Office space providers need to be aware of the challenges that come with delivering flexible workspace. During a recent virtual event, industry leaders discussed this very topic and shared what’s important when it comes to de-risking the operation for the long-term.
- Giovanni Palavicini, Principal, Avison Young
- Dan Zakai, CEO, Mindspace
- Jeremy Bernard, CEO, essensys
- Moderated by Jamie Russo, CEO, Everything Coworking
The risks for landlords
The return to the office is imminent and landlords must react quickly. As we move out of the pandemic, flexible office is in-demand as the solution to support hybrid and distributed working models. For those landlords not yet offering flex, time is of the essence. Not adapting, and not doing it quickly enough leaves them at risk of not attracting and retaining tenants.
Jamie Russo highlighted that there’s a broad range of models when it comes to flexible office, from spec suites and short-term leases to smaller footprints and coworking space. The bottom line is that landlords need to provide it all to appeal to occupiers. The right tech is also critical; it ensures that a building can continue to provide solutions tenants need as their workspace and service needs evolve.
“We’re experiencing a digital transformation of the office right in front of our eyes and it’s important that landlords and operators get it right,” said Jeremy Bernard. Aside from picking an experienced and reliable operator partner or landing a favourable deal structure, they must focus on providing the right technology to deliver flexible real estate solutions. Implementing technology for flexible workspaces comes with complexities but it’s essential in creating the flexible solutions and frictionless experiences that keep them relevant in the market.
Rolling out flex-space is complex
A flexible workspace operation is inherently complicated. Managing multi-tenanted environments, shorter leases, shared resources and multiple buildings or locations requires a unique toolkit. Technology is critical in effectively handling these dynamic components. But implementing the right technology, and at scale, is riddled with challenges as well.
It’s not just access to space and services, but the countless security standards that landlords must fulfil as well. “Today’s occupiers want instant, secure services and they want to book and pay for them quickly and easily,” explained Jeremy Bernard. Enterprise users are making security a top priority and valuable tenants would dismiss a space that doesn’t have a secure network at its core.
The average cost of a security breach is $3.8m. Taking a lax approach to ensuring privacy, compliance and network security poses serious business risks – not to mention the hit to brand reputation. Office spaces must be planned out with the right systems so that data can be safely managed, securely accessed and constantly monitored to spot malicious users.
Risk: Reward in operator-landlord relationships
Dan Zakai and Giovanni Palavicini described the importance of landlords and operators aligning.

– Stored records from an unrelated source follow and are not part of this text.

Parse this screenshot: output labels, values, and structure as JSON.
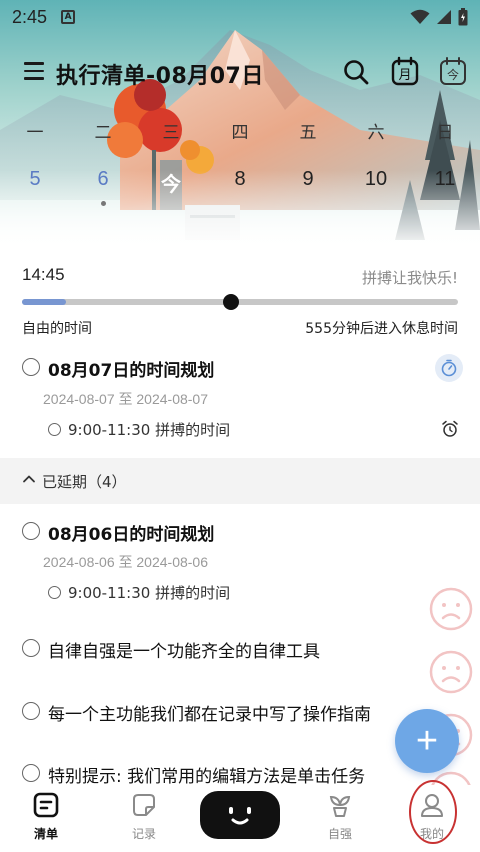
{
  "status_bar": {
    "time": "2:45",
    "notification_icon": "A"
  },
  "header": {
    "title": "执行清单-08月07日",
    "month_icon_label": "月",
    "today_icon_label": "今"
  },
  "week": {
    "day_names": [
      "一",
      "二",
      "三",
      "四",
      "五",
      "六",
      "日"
    ],
    "dates": [
      "5",
      "6",
      "今",
      "8",
      "9",
      "10",
      "11"
    ]
  },
  "time_block": {
    "current_time": "14:45",
    "motto": "拼搏让我快乐!",
    "free_label": "自由的时间",
    "rest_label": "555分钟后进入休息时间",
    "progress": 0.1
  },
  "tasks": [
    {
      "title": "08月07日的时间规划",
      "dates": "2024-08-07 至 2024-08-07",
      "sub": "9:00-11:30 拼搏的时间"
    }
  ],
  "delayed": {
    "label": "已延期（4）",
    "items": [
      {
        "title": "08月06日的时间规划",
        "dates": "2024-08-06 至 2024-08-06",
        "sub": "9:00-11:30 拼搏的时间"
      },
      {
        "title": "自律自强是一个功能齐全的自律工具"
      },
      {
        "title": "每一个主功能我们都在记录中写了操作指南"
      },
      {
        "title": "特别提示: 我们常用的编辑方法是单击任务"
      }
    ]
  },
  "fab": {
    "label": "+"
  },
  "bottom_nav": [
    {
      "label": "清单",
      "icon": "list-icon",
      "active": true
    },
    {
      "label": "记录",
      "icon": "note-icon",
      "active": false
    },
    {
      "label": "",
      "icon": "face-icon",
      "active": false
    },
    {
      "label": "自强",
      "icon": "sprout-icon",
      "active": false
    },
    {
      "label": "我的",
      "icon": "user-icon",
      "active": false
    }
  ],
  "colors": {
    "accent": "#6ea7e6",
    "past_date": "#5a7bc4",
    "highlight_ring": "#c83232"
  }
}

Dan described how Mindspace adds value via partnership models. “Operators understand the demand and how to tailor the right solution. We see our offering as a platform for landlords to activate their buildings in smarter, more efficient and exciting ways.” Established operators are well positioned to deliver services and amenities. When extended to the wider tenant base, the landlord can effectively create a richer experience in the building.
Giovanni explained that it’s ultimately about adding value to the asset and finding groups that see the long-term reward in flexible models. But it still comes down to appetite for risk. “Some landlords aren’t willing to take on risk,” said Dan Zakai. “It depends on the entrepreneurial spirit of the group and their willingness to be flexible. “You have to put skin in the game or uniquely structure the deal in a way that gives comfort to the landlord. Be creative and willing to get the deal done”.
Some commercial real estate groups simply cannot enter into deals because of lending limitations, as is the case for REITs. For other groups, it might require going back to their lenders or bankers and figuring out how to work towards an appealing deal that fully aligns both party’s interests.
Deliver flexible models with confidence
Covid-19 may just be the nail in the coffin for the traditional lease arbitrage model. Historically a safety zone for landlords, this model has lost relevancy in the fast-changing office sector. Occupiers want more services and amenities. They demand flexibility and better in-building experiences. Flex models – whether delivered directly by landlords, flex operators or management agreements – is the future of the office. The key to de-risking a flexible office operation is to attract and retain tenants with the secure, turnkey services and workspace journeys they’re demanding.